**Prompt**
All lines in the material below that contain "admin" should be located and copied.

**Extracted entries**

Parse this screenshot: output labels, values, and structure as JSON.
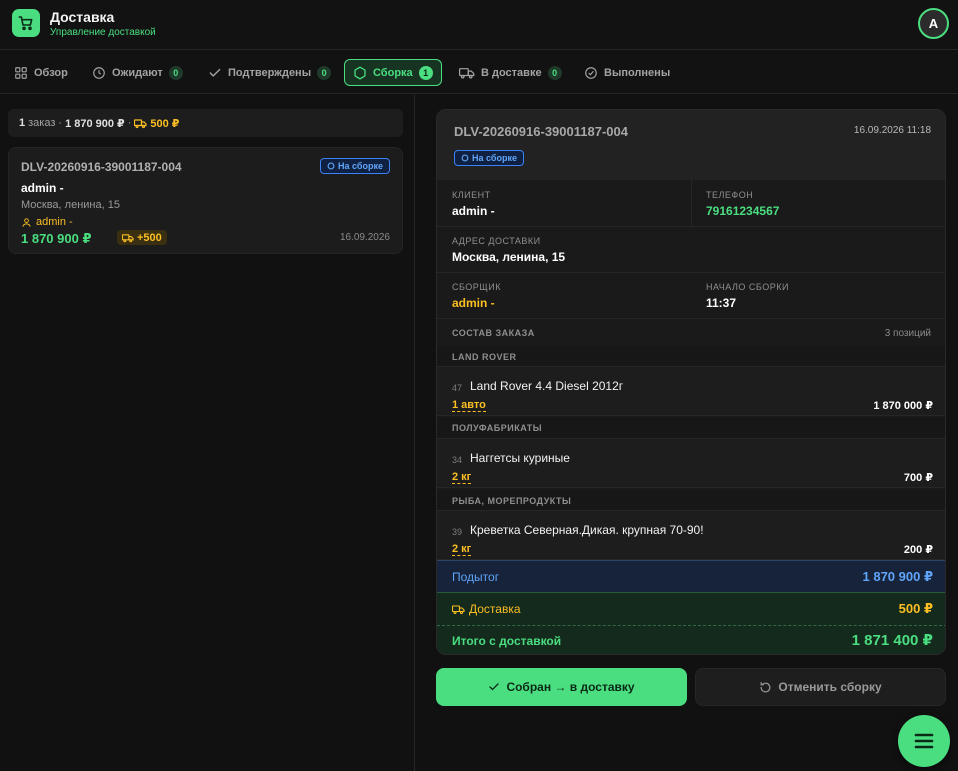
{
  "app": {
    "title": "Доставка",
    "subtitle": "Управление доставкой",
    "avatar_initial": "A"
  },
  "tabs": [
    {
      "label": "Обзор",
      "icon": "grid-icon",
      "count": null,
      "active": false
    },
    {
      "label": "Ожидают",
      "icon": "clock-icon",
      "count": "0",
      "active": false
    },
    {
      "label": "Подтверждены",
      "icon": "check-icon",
      "count": "0",
      "active": false
    },
    {
      "label": "Сборка",
      "icon": "hexagon-icon",
      "count": "1",
      "active": true
    },
    {
      "label": "В доставке",
      "icon": "truck-icon",
      "count": "0",
      "active": false
    },
    {
      "label": "Выполнены",
      "icon": "check-circle-icon",
      "count": null,
      "active": false
    }
  ],
  "summary": {
    "count": "1",
    "count_suffix": "заказ",
    "sep1": "·",
    "total": "1 870 900 ₽",
    "sep2": "·",
    "delivery": "500 ₽"
  },
  "order_card": {
    "id": "DLV-20260916-39001187-004",
    "status": "На сборке",
    "customer": "admin -",
    "address": "Москва, ленина, 15",
    "assembler": "admin -",
    "total": "1 870 900 ₽",
    "delivery_pill": "+500",
    "date": "16.09.2026"
  },
  "detail": {
    "id": "DLV-20260916-39001187-004",
    "datetime": "16.09.2026 11:18",
    "status": "На сборке",
    "client_label": "КЛИЕНТ",
    "client": "admin -",
    "phone_label": "ТЕЛЕФОН",
    "phone": "79161234567",
    "address_label": "АДРЕС ДОСТАВКИ",
    "address": "Москва, ленина, 15",
    "assembler_label": "СБОРЩИК",
    "assembler": "admin -",
    "start_label": "НАЧАЛО СБОРКИ",
    "start": "11:37",
    "composition_label": "СОСТАВ ЗАКАЗА",
    "positions": "3 позиций",
    "categories": [
      {
        "name": "LAND ROVER",
        "item": {
          "num": "47",
          "name": "Land Rover 4.4 Diesel 2012г",
          "qty": "1 авто",
          "price": "1 870 000 ₽"
        }
      },
      {
        "name": "ПОЛУФАБРИКАТЫ",
        "item": {
          "num": "34",
          "name": "Наггетсы куриные",
          "qty": "2 кг",
          "price": "700 ₽"
        }
      },
      {
        "name": "РЫБА, МОРЕПРОДУКТЫ",
        "item": {
          "num": "39",
          "name": "Креветка Северная.Дикая. крупная 70-90!",
          "qty": "2 кг",
          "price": "200 ₽"
        }
      }
    ],
    "subtotal_label": "Подытог",
    "subtotal": "1 870 900 ₽",
    "delivery_label": "Доставка",
    "delivery": "500 ₽",
    "grand_label": "Итого с доставкой",
    "grand": "1 871 400 ₽"
  },
  "actions": {
    "primary": "Собран → в доставку",
    "secondary": "Отменить сборку"
  },
  "colors": {
    "accent": "#4ade80",
    "warning": "#fbbf24",
    "info": "#60a5fa",
    "background": "#111111"
  }
}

**Solution to the problem**
    "customer": "admin -",
    "assembler": "admin -",
    "client": "admin -",
    "assembler": "admin -",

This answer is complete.